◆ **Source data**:

-.-.-

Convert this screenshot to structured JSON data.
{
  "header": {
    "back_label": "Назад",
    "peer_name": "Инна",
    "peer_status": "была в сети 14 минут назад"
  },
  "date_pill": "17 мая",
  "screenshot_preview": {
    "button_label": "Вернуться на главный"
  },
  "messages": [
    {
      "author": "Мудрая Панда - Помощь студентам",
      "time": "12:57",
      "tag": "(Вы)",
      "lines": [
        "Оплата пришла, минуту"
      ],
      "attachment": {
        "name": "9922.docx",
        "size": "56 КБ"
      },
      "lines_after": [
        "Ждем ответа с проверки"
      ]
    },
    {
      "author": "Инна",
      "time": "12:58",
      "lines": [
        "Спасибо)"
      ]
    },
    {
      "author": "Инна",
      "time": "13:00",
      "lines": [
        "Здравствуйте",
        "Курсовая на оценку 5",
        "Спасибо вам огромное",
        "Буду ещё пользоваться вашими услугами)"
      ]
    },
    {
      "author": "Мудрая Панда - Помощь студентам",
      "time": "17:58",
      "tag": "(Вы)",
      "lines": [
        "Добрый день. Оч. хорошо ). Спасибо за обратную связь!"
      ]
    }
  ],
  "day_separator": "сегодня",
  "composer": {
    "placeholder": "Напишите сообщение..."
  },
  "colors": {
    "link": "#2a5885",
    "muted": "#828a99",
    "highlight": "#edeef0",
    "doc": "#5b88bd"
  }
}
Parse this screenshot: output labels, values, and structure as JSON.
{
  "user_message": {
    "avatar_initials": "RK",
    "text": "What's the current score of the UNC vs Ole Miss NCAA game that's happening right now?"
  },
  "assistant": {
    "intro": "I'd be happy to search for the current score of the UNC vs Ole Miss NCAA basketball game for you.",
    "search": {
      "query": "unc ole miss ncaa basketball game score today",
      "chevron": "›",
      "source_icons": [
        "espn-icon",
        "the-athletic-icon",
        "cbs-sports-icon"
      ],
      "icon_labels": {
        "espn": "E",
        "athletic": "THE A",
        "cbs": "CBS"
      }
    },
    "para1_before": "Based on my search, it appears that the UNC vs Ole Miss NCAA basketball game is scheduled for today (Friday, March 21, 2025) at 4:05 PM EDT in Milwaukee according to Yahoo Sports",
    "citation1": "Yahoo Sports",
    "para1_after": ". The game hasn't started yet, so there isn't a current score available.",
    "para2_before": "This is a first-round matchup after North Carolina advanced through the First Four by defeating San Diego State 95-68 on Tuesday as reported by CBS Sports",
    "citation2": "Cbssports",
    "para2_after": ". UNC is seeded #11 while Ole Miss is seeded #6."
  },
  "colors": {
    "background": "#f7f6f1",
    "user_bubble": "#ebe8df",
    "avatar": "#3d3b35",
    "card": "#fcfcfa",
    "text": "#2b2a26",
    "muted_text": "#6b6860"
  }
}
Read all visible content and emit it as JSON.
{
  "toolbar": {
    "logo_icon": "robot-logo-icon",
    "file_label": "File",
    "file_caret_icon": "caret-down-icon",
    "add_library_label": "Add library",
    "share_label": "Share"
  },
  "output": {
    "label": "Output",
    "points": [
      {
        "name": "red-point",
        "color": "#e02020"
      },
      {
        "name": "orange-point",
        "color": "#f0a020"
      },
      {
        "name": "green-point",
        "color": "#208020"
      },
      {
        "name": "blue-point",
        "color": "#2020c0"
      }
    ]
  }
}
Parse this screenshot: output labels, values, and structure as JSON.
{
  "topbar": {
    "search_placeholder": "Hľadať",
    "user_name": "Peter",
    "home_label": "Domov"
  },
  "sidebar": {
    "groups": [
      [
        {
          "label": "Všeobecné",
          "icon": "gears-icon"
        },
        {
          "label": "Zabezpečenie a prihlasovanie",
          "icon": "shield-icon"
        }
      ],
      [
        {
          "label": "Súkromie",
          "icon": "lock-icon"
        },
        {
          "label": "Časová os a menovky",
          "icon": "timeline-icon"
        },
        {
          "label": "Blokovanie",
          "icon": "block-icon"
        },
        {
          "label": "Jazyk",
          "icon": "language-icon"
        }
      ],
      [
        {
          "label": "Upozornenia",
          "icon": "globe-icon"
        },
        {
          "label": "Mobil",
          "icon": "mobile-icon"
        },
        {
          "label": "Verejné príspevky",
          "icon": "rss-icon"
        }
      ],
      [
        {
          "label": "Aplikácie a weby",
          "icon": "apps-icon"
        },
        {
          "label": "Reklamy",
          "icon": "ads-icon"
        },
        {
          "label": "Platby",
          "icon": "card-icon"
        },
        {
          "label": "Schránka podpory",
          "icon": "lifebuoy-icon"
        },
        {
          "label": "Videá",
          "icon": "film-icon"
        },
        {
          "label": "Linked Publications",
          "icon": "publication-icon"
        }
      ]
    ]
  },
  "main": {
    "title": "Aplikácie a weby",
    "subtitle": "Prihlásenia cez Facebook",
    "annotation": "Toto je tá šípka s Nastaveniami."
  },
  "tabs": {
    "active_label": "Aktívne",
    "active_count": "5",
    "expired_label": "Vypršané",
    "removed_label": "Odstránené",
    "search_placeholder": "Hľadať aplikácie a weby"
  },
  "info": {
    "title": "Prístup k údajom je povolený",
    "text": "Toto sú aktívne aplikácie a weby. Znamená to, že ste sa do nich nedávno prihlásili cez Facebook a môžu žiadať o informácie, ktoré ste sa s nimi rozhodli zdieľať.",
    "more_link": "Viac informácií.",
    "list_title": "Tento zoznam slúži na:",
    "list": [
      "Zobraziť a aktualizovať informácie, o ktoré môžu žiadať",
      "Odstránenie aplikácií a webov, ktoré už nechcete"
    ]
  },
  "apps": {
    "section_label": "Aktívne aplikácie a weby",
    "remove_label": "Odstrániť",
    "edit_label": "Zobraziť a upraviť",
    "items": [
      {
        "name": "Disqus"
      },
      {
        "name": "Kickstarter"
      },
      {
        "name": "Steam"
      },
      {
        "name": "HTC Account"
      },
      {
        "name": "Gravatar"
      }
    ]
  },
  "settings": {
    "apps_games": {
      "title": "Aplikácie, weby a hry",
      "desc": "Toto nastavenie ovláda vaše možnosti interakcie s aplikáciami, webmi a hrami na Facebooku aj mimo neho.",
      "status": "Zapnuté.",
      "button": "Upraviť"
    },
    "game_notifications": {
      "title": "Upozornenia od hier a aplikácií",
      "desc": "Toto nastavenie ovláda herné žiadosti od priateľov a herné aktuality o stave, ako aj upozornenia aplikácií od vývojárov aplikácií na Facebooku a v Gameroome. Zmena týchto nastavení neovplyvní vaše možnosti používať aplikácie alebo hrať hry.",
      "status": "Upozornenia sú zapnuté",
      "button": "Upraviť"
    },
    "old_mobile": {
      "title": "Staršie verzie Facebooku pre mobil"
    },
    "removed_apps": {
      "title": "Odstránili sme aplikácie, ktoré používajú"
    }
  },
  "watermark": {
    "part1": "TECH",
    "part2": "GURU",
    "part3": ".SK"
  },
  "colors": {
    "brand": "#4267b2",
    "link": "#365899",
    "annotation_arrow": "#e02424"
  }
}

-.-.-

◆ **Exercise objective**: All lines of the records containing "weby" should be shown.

◆ **Answer below**:
          "label": "Aplikácie a weby",
    "title": "Aplikácie a weby",
    "search_placeholder": "Hľadať aplikácie a weby"
    "text": "Toto sú aktívne aplikácie a weby. Znamená to, že ste sa do nich nedávno prihlásili cez Facebook a môžu žiadať o informácie, ktoré ste sa s nimi rozhodli zdieľať.",
    "section_label": "Aktívne aplikácie a weby",
      "title": "Aplikácie, weby a hry",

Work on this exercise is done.